Ashwini Upadhyay, had written again to the Attorney General, asking him to reconsider his decision.
Attorney General KK Venugopal has declined to reconsider his refusal to initiate contempt proceedings against Andhra Pradesh Chief Minister Jagan Mohan Reddy for a second time regarding his allegations against a Supreme Court judge.
Mr Venugopal had refused permission to Advocate Ashwini Upadhyay on November 2 to initiate contempt proceedings in the matter. The Attorney General, however, said his refusal to give consent cannot stop Mr Upadhyay from approaching the court, which can suo motu initiate contempt proceedings against the Chief Minister.
On October 6, Mr Reddy had written to Chief Justice of India SA Bobde about Justice NV Ramana, a senior judge of the Supreme Court, claiming that he was working against the elected government of the state after his orders to expedite pending prosecution against legislators from the Chief Minister's YSR Congress.
Mr Reddy claimed that the senior judge was acting on behalf of his opposition, former Chief Minister Chandrababu Naidu's Telugu Desam Party. He also accused Justice Ramana of colluding with High Court judges and said they were acting at his behest.
Mr Upadhyay, the petitioner in the case in which Justice Ramana's orders came, had called for contempt proceedings against the Chief Minister.
Mr Venugopal had said prima facie timing of the Chief Minister's letter to the Chief Justice of India, and its being made public, was suspect in the backdrop of Justice Ramana's orders in September on plea to speed up the trials against sitting and former lawmakers, including Jagan Mohan Reddy.
"Since the letter was addressed directly to the Chief Justice of India, the CJI is seized of the case and it would not be appropriate for me to deal with it," the Attorney General said last Monday, explaining why he would not initiate contempt proceedings against Mr Reddy.
Mr Upadhyay, however, had written again to the Attorney General, asking him to reconsider his decision.
In his response, Mr Venugopal said not only is he required to consider whether "particular statements or conduct will be prima facie contumacious" but also whether it is in "larger public interest" to place such matters before the Supreme Court as a contempt petition.

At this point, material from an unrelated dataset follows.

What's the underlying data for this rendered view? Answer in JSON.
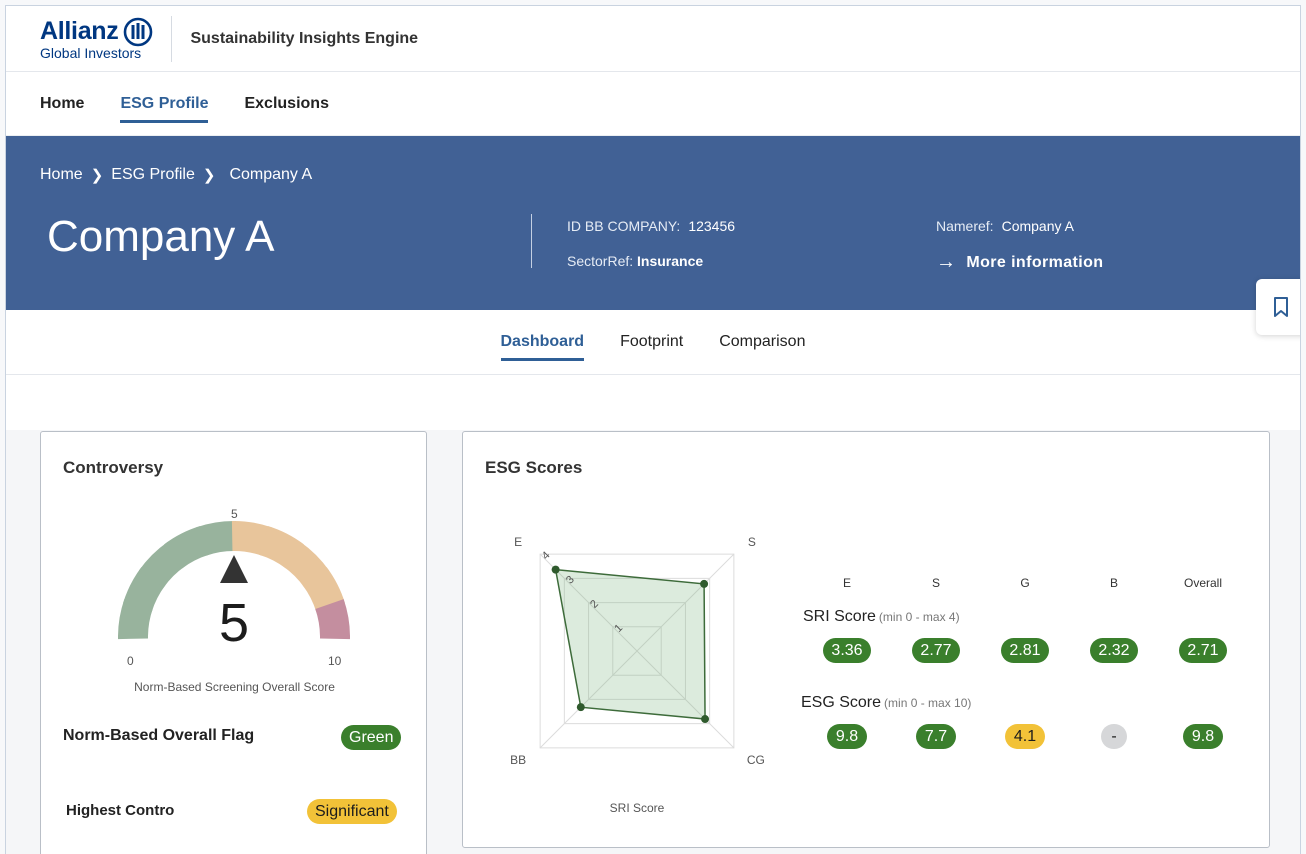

In this case, the letter to the Chief Justice with alleged statements that comprise contempt were later released to the media, he wrote. But the letter was not marked confidential and so cannot be described as a "private missive" and was already being reported by the press.
"Hence there is no reason for me to change my mind," he added.